> **Instructions to follow**
Set every record down again, exactly and completely.

-------- Input data --------

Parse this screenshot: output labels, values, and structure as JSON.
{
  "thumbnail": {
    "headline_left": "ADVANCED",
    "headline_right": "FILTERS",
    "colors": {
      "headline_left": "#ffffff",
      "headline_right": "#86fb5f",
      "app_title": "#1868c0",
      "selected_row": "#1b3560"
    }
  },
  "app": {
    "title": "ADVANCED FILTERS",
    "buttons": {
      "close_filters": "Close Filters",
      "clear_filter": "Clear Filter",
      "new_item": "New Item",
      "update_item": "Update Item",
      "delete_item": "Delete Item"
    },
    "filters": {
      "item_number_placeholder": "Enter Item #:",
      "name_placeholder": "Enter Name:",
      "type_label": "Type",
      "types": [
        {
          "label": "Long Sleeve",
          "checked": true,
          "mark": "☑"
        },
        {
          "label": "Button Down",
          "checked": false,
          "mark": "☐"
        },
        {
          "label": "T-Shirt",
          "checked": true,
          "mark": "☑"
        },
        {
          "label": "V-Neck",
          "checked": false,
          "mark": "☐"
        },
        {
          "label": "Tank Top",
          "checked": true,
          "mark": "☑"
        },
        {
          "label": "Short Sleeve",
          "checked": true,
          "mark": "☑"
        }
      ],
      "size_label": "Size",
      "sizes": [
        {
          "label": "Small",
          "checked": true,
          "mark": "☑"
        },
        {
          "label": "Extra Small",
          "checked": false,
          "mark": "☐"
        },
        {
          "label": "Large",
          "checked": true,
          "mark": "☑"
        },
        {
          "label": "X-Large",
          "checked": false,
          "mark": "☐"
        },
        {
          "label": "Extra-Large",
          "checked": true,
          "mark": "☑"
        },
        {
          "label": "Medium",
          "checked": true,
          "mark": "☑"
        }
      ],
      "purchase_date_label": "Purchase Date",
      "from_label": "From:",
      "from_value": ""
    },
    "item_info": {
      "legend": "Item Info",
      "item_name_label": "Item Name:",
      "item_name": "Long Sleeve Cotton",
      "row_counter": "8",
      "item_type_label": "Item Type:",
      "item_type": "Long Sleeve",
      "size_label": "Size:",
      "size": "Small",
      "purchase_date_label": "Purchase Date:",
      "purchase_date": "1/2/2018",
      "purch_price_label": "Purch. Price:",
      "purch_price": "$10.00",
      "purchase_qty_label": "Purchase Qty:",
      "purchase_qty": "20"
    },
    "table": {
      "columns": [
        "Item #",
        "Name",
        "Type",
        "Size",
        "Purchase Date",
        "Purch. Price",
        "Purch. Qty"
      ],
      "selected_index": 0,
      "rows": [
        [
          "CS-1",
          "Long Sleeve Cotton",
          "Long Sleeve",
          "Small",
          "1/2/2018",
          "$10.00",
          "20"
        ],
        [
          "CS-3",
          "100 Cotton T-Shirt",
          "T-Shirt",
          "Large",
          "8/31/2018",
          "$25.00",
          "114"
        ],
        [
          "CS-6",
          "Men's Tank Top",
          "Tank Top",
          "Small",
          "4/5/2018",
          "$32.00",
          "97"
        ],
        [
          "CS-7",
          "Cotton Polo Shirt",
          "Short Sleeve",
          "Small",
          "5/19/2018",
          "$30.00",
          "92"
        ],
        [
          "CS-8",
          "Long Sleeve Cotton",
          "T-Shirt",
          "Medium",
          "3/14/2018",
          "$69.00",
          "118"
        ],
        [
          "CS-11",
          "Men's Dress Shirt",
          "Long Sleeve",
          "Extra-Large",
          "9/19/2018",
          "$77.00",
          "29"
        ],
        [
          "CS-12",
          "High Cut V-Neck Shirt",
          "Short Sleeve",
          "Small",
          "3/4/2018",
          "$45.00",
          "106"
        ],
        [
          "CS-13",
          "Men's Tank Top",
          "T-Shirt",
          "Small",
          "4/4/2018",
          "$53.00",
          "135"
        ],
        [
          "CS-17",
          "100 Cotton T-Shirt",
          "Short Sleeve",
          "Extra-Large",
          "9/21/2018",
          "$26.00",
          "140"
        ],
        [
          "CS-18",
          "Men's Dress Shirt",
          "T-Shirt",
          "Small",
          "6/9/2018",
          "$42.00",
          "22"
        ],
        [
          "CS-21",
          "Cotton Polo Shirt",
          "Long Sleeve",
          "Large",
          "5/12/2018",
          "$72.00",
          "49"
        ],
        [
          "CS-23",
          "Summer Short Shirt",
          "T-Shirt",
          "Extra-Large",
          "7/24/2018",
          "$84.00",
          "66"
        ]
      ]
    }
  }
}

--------

> **Completed exercise**
Parse this screenshot: output labels, values, and structure as JSON.
{
  "thumbnail": {
    "headline_left": "ADVANCED",
    "headline_right": "FILTERS",
    "colors": {
      "headline_left": "#ffffff",
      "headline_right": "#86fb5f",
      "app_title": "#1868c0",
      "selected_row": "#1b3560"
    }
  },
  "app": {
    "title": "ADVANCED FILTERS",
    "buttons": {
      "close_filters": "Close Filters",
      "clear_filter": "Clear Filter",
      "new_item": "New Item",
      "update_item": "Update Item",
      "delete_item": "Delete Item"
    },
    "filters": {
      "item_number_placeholder": "Enter Item #:",
      "name_placeholder": "Enter Name:",
      "type_label": "Type",
      "types": [
        {
          "label": "Long Sleeve",
          "checked": true,
          "mark": "☑"
        },
        {
          "label": "Button Down",
          "checked": false,
          "mark": "☐"
        },
        {
          "label": "T-Shirt",
          "checked": true,
          "mark": "☑"
        },
        {
          "label": "V-Neck",
          "checked": false,
          "mark": "☐"
        },
        {
          "label": "Tank Top",
          "checked": true,
          "mark": "☑"
        },
        {
          "label": "Short Sleeve",
          "checked": true,
          "mark": "☑"
        }
      ],
      "size_label": "Size",
      "sizes": [
        {
          "label": "Small",
          "checked": true,
          "mark": "☑"
        },
        {
          "label": "Extra Small",
          "checked": false,
          "mark": "☐"
        },
        {
          "label": "Large",
          "checked": true,
          "mark": "☑"
        },
        {
          "label": "X-Large",
          "checked": false,
          "mark": "☐"
        },
        {
          "label": "Extra-Large",
          "checked": true,
          "mark": "☑"
        },
        {
          "label": "Medium",
          "checked": true,
          "mark": "☑"
        }
      ],
      "purchase_date_label": "Purchase Date",
      "from_label": "From:",
      "from_value": ""
    },
    "item_info": {
      "legend": "Item Info",
      "item_name_label": "Item Name:",
      "item_name": "Long Sleeve Cotton",
      "row_counter": "8",
      "item_type_label": "Item Type:",
      "item_type": "Long Sleeve",
      "size_label": "Size:",
      "size": "Small",
      "purchase_date_label": "Purchase Date:",
      "purchase_date": "1/2/2018",
      "purch_price_label": "Purch. Price:",
      "purch_price": "$10.00",
      "purchase_qty_label": "Purchase Qty:",
      "purchase_qty": "20"
    },
    "table": {
      "columns": [
        "Item #",
        "Name",
        "Type",
        "Size",
        "Purchase Date",
        "Purch. Price",
        "Purch. Qty"
      ],
      "selected_index": 0,
      "rows": [
        [
          "CS-1",
          "Long Sleeve Cotton",
          "Long Sleeve",
          "Small",
          "1/2/2018",
          "$10.00",
          "20"
        ],
        [
          "CS-3",
          "100 Cotton T-Shirt",
          "T-Shirt",
          "Large",
          "8/31/2018",
          "$25.00",
          "114"
        ],
        [
          "CS-6",
          "Men's Tank Top",
          "Tank Top",
          "Small",
          "4/5/2018",
          "$32.00",
          "97"
        ],
        [
          "CS-7",
          "Cotton Polo Shirt",
          "Short Sleeve",
          "Small",
          "5/19/2018",
          "$30.00",
          "92"
        ],
        [
          "CS-8",
          "Long Sleeve Cotton",
          "T-Shirt",
          "Medium",
          "3/14/2018",
          "$69.00",
          "118"
        ],
        [
          "CS-11",
          "Men's Dress Shirt",
          "Long Sleeve",
          "Extra-Large",
          "9/19/2018",
          "$77.00",
          "29"
        ],
        [
          "CS-12",
          "High Cut V-Neck Shirt",
          "Short Sleeve",
          "Small",
          "3/4/2018",
          "$45.00",
          "106"
        ],
        [
          "CS-13",
          "Men's Tank Top",
          "T-Shirt",
          "Small",
          "4/4/2018",
          "$53.00",
          "135"
        ],
        [
          "CS-17",
          "100 Cotton T-Shirt",
          "Short Sleeve",
          "Extra-Large",
          "9/21/2018",
          "$26.00",
          "140"
        ],
        [
          "CS-18",
          "Men's Dress Shirt",
          "T-Shirt",
          "Small",
          "6/9/2018",
          "$42.00",
          "22"
        ],
        [
          "CS-21",
          "Cotton Polo Shirt",
          "Long Sleeve",
          "Large",
          "5/12/2018",
          "$72.00",
          "49"
        ],
        [
          "CS-23",
          "Summer Short Shirt",
          "T-Shirt",
          "Extra-Large",
          "7/24/2018",
          "$84.00",
          "66"
        ]
      ]
    }
  }
}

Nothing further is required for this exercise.